The objects in the FIRST catalog span over four orders of magnitude in radio flux density, and the identification rate as a function of flux density is displayed in Figure 18. Even for sources as bright as 1 Jy, only one-third of the objects have counterparts brighter than the plate limit. The identification rate falls monotonically with flux density to 20 mJy where it reaches a minimum of % and then climbs again toward the survey limit. The rise at low flux densities reflects the change in the composition of the radio source population which is dominated by distant AGN at high flux densities and by nearby star-forming galaxies below 1 mJy (Condon 1992). The fraction of sources classified as stellar on at least one of the two POSS plates is also reflective of this trend (Figure 19). Above 100 mJy over 80% of all counterparts are stellar (quasars), whereas this fraction decreases monotonically until at 1 mJy, 60% of the counterparts are classified as galaxies; given the strong tendency toward the misclassification of faint galaxies as stellar, the true fraction of galaxy counterparts is considerably higher.

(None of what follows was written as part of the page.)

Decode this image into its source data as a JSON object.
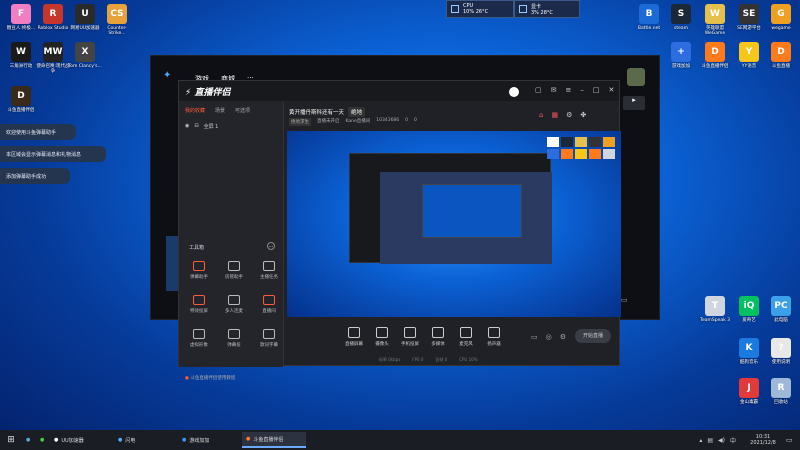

One way to explore the types of objects associated with FIRST sources is to place the optical counterparts onto a color - magnitude diagram. In Figures 20 and 21 we show the color-magnitude diagrams for the `stars' and galaxies (based on a consistent APM classification from both POSS plates) within and match radii, respectively. For comparison, these figures also display similar diagrams for an equal number of stellar and nonstellar sources taken from random positions on the same plates.
The radio counterparts classified as stellar are clearly much fainter and much bluer than most `stars'; this is illustrated in Figure 22, where we plot the fraction of the radio-detected `stars' as a function of location in the color-magnitude plane. The detected fraction peaks at % for colors around for . These objects are nearly all quasars. The increasing fraction of detected objects with all colors fainter than magnitude is largely an artifact produced by the failure of the classifier to distinguish stars from galaxies near the plate limit; in fact, most of the faint, red stellar objects are actually galaxies, although a handful of very red objects have been shown to be high redshift quasars (Hook et al. 1998).
For the nonstellar objects, it is clear that the radio detections are biased toward brighter magnitudes, but are found for galaxies of all colors. In Figure 23, we show the detected fraction of galaxies in the color-magnitude plane. The roughly uniform detection rate as a function of color and the bias towards brighter galaxies are apparent; up to 10% of the brightest galaxies are detected and even for E16, 2% of all galaxies have FIRST counterparts.